(Data extracted from a collection)
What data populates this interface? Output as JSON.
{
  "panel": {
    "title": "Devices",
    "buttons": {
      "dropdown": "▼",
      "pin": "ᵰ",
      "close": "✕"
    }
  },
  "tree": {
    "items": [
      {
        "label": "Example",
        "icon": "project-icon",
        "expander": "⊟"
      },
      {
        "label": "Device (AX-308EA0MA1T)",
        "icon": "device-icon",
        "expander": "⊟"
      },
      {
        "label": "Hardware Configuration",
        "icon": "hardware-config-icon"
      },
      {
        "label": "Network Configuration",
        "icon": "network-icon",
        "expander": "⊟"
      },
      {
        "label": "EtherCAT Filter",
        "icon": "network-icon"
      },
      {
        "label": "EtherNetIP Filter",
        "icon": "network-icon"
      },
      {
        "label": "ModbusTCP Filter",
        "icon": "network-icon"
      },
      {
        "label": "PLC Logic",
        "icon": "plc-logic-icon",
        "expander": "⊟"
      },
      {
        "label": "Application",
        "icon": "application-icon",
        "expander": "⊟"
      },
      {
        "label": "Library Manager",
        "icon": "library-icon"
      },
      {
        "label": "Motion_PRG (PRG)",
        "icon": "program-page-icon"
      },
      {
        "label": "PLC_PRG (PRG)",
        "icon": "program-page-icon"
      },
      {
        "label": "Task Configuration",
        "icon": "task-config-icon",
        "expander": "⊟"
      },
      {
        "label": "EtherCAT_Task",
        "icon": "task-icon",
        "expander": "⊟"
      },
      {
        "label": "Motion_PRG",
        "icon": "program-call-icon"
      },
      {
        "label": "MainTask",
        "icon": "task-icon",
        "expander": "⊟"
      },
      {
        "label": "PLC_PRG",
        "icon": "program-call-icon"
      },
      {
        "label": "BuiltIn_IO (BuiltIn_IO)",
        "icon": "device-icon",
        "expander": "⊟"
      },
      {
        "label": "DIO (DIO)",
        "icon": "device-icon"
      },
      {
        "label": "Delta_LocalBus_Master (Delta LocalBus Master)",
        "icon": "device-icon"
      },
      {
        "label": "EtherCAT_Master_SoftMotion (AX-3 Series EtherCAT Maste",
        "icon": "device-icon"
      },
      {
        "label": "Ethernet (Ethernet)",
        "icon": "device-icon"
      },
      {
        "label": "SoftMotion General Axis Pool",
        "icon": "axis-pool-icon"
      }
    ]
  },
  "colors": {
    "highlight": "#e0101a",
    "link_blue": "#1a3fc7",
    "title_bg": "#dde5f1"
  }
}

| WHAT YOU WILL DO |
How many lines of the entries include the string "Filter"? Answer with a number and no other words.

| RESPONSE AREA |
3